“The focus is on Alan’s legacy as the conductor, so the focus will be on string music,” Koza said.
Along with Edward Senn on bassoon, the program will feature violinist Dea Hoxha—one of Hawryluk’s students—playing the first movement of Mendelssohn’s violin concerto.
“Then Alan will join with Dea to play the Bach double violin concerto,” Koza said.
The final concert in the series, on Feb. 1, is an opera double feature with soprano Danielle Vayenas and tenor Fred Van Ness.
“I’m a big opera fan, and it’s such a delight to play,” Koza said. “The dynamic is different, and the repertoire is different. You’re coordinating the orchestra with the vocalists, and the conductor is managing that.”
Hawryluk said it was always in the back of his mind to turn the symphony over to Koza.
“People like him, and he’s a smart musician,” he said. “He has good organizing skills too, which is a big help.
“He has a lot of years playing under various conductors, so he has some good ideas about music.”

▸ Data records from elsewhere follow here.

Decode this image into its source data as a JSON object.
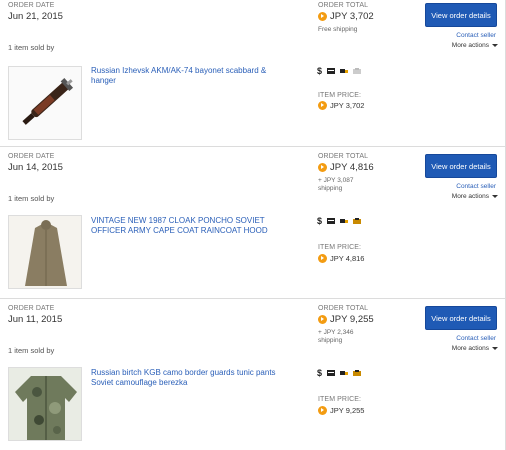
{
  "labels": {
    "order_date": "ORDER DATE",
    "order_total": "ORDER TOTAL",
    "item_price": "ITEM PRICE:",
    "view_order": "View order details",
    "contact_seller": "Contact seller",
    "more_actions": "More actions",
    "items_sold_by": "1 item sold by"
  },
  "orders": [
    {
      "date": "Jun 21, 2015",
      "total": "JPY 3,702",
      "shipping": "Free shipping",
      "title": "Russian Izhevsk AKM/AK-74 bayonet scabbard & hanger",
      "item_price": "JPY 3,702",
      "thumb_icon": "bayonet-thumbnail"
    },
    {
      "date": "Jun 14, 2015",
      "total": "JPY 4,816",
      "shipping": "+ JPY 3,087 shipping",
      "title": "VINTAGE NEW 1987 CLOAK PONCHO SOVIET OFFICER ARMY CAPE COAT RAINCOAT HOOD",
      "item_price": "JPY 4,816",
      "thumb_icon": "poncho-thumbnail"
    },
    {
      "date": "Jun 11, 2015",
      "total": "JPY 9,255",
      "shipping": "+ JPY 2,346 shipping",
      "title": "Russian birtch KGB camo border guards tunic pants Soviet camouflage berezka",
      "item_price": "JPY 9,255",
      "thumb_icon": "camo-tunic-thumbnail"
    }
  ],
  "status_icons": [
    "dollar-icon",
    "payment-icon",
    "shipped-icon",
    "feedback-icon"
  ],
  "colors": {
    "link": "#2a5fb8",
    "button": "#1f5ab5",
    "coin": "#f39c12"
  }
}
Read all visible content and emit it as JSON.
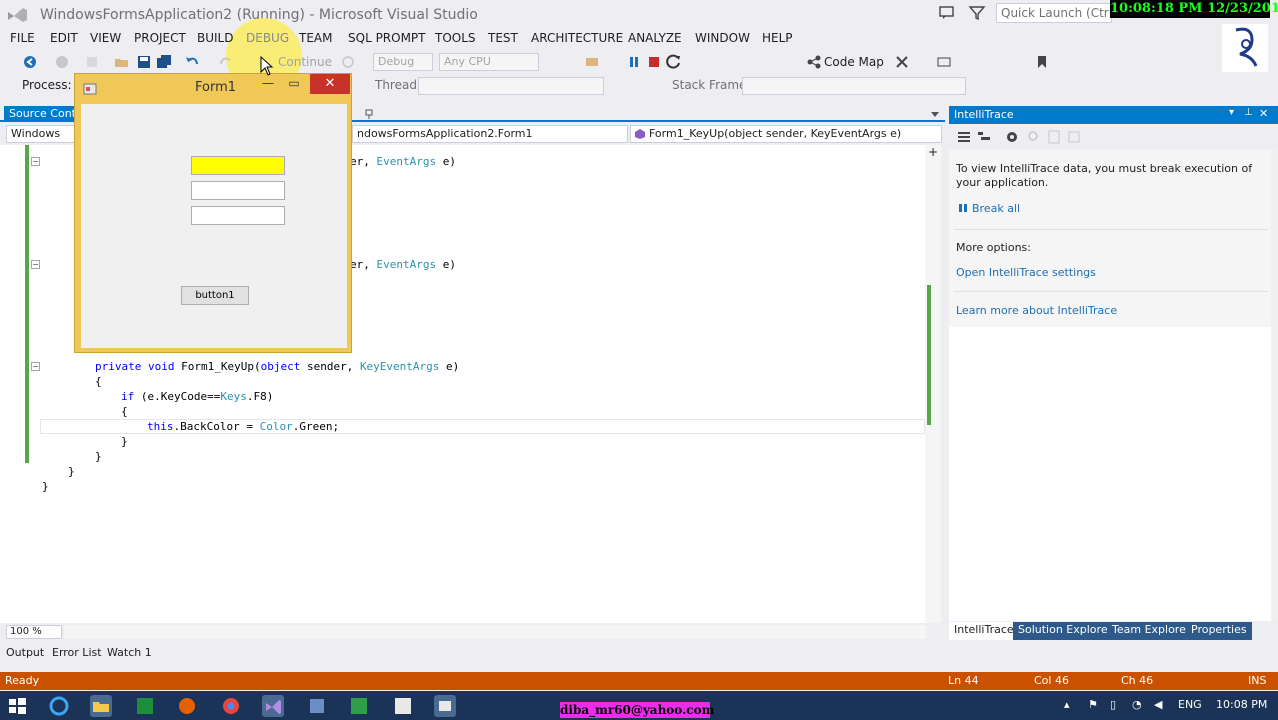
{
  "window": {
    "title": "WindowsFormsApplication2 (Running) - Microsoft Visual Studio",
    "quick_launch_placeholder": "Quick Launch (Ctrl+Q)"
  },
  "overlay": {
    "clock": "10:08:18 PM 12/23/2016",
    "email": "diba_mr60@yahoo.com"
  },
  "menu": [
    "FILE",
    "EDIT",
    "VIEW",
    "PROJECT",
    "BUILD",
    "DEBUG",
    "TEAM",
    "SQL PROMPT",
    "TOOLS",
    "TEST",
    "ARCHITECTURE",
    "ANALYZE",
    "WINDOW",
    "HELP"
  ],
  "toolbar": {
    "continue": "Continue",
    "config": "Debug",
    "platform": "Any CPU",
    "code_map": "Code Map",
    "process_label": "Process:",
    "thread_label": "Thread:",
    "stack_frame_label": "Stack Frame:"
  },
  "editor": {
    "source_control_tab": "Source Contr",
    "nav_left": "Windows",
    "nav_middle": "ndowsFormsApplication2.Form1",
    "nav_right": "Form1_KeyUp(object sender, KeyEventArgs e)",
    "zoom": "100 %",
    "code": {
      "frag1_a": "er, ",
      "frag1_b": "EventArgs",
      "frag1_c": " e)",
      "frag2_a": "er, ",
      "frag2_b": "EventArgs",
      "frag2_c": " e)",
      "l1_kw": "private void",
      "l1_rest": " Form1_KeyUp(",
      "l1_kw2": "object",
      "l1_mid": " sender, ",
      "l1_ty": "KeyEventArgs",
      "l1_end": " e)",
      "l2": "{",
      "l3_kw": "if",
      "l3_a": " (e.KeyCode==",
      "l3_ty": "Keys",
      "l3_b": ".F8)",
      "l4": "{",
      "l5_kw": "this",
      "l5_a": ".BackColor = ",
      "l5_ty": "Color",
      "l5_b": ".Green;",
      "l6": "}",
      "l7": "}",
      "l8": "}",
      "l9": "}"
    }
  },
  "form1": {
    "title": "Form1",
    "button": "button1"
  },
  "intellitrace": {
    "title": "IntelliTrace",
    "message": "To view IntelliTrace data, you must break execution of your application.",
    "break_all": "Break all",
    "more_options": "More options:",
    "open_settings": "Open IntelliTrace settings",
    "learn_more": "Learn more about IntelliTrace"
  },
  "right_tabs": [
    "IntelliTrace",
    "Solution Explorer",
    "Team Explorer",
    "Properties"
  ],
  "bottom_tabs": [
    "Output",
    "Error List",
    "Watch 1"
  ],
  "status": {
    "ready": "Ready",
    "ln": "Ln 44",
    "col": "Col 46",
    "ch": "Ch 46",
    "ins": "INS"
  },
  "taskbar": {
    "lang": "ENG",
    "time": "10:08 PM"
  },
  "colors": {
    "accent": "#007ACC",
    "status_bar": "#CA5100",
    "form_title": "#F0C857",
    "textbox_focus": "#FFFF00"
  }
}
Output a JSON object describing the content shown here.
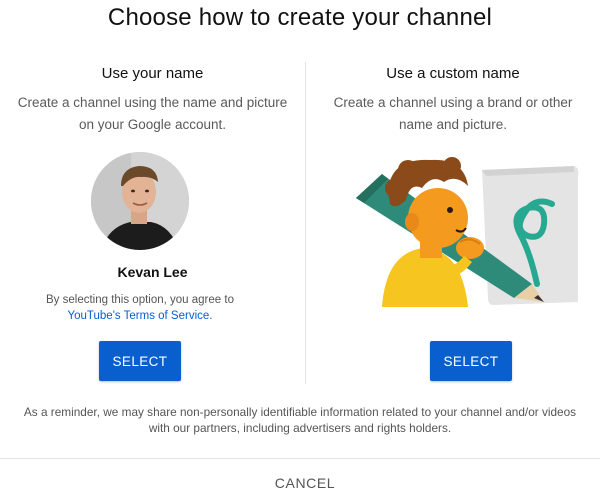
{
  "dialog": {
    "title": "Choose how to create your channel"
  },
  "own_name": {
    "heading": "Use your name",
    "description": "Create a channel using the name and picture\non your Google account.",
    "user_name": "Kevan Lee",
    "agree_text": "By selecting this option, you agree to",
    "tos_link": "YouTube's Terms of Service",
    "tos_suffix": ".",
    "select_label": "SELECT"
  },
  "custom_name": {
    "heading": "Use a custom name",
    "description": "Create a channel using a brand or other\nname and picture.",
    "select_label": "SELECT"
  },
  "reminder": "As a reminder, we may share non-personally identifiable information related to your channel and/or videos with our partners, including advertisers and rights holders.",
  "cancel_label": "CANCEL",
  "colors": {
    "primary_button": "#0a5fce",
    "link": "#065fd4",
    "illustration_teal": "#2e8b7a",
    "illustration_orange": "#f39a1f",
    "illustration_hair": "#8a4a1a",
    "illustration_shirt": "#f7c520"
  }
}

Hawryluk will continue to play violin with the philharmonic, in addition to serving as concert master of the Cape Ann and Melrose symphonies, as well as the Hillyer Festival Orchestra.
He taught Koza in middle and high school in Salem, and will continue to teach young musicians after stepping down as conductor of the philharmonic.
“As a violin teacher, I want to make sure that kids get exposed to good music, and be a part of that as long as I live,” he said. “That’s why I still have a youth orchestra.”
The Salem Philharmonic Youth Orchestra, which he directs, began a formal affiliation with the Salem Philharmonic in 2011, and its musicians occasionally play for the senior orchestra.
While the conductor’s primary job is to select music and prepare musicians, raising funds for the winter concert series is an important part of the job.
While local businesses, the Salem Trust Fund Commission, and the Salem Cultural Arts Council continue to support the philharmonic, funds from the American Federation of Musicians have slowly disappeared.
“It was money set aside from the purchase of LPs,” Hawryluk said. “But that dried up, because you can’t buy LPs anymore.”
Members of the community have filled that gap by hosting parties in their homes, to raise the missing funds, he said.
As Koza takes over as conductor of the Salem Philharmonic, he is aware of the entire community’s support for the winter concert series, and is committed to keeping its legacy alive.
“This possibly is the oldest continuously operating free concert series, certainly in this area, and perhaps in any area,” he said. “We want to keep this thing free and accessible to everyone, and keep it family friendly as well.”
If you go
What: Salem Philharmonic 2015 Winter Concert Series
When: Sunday, Jan. 11, Sunday, Jan. 25 and Sunday, Feb. 1, all at 3 p.m.
Where: Salem High School, 77 Willson St., Salem
Information: Free, for more information visit salemphilharmonic.org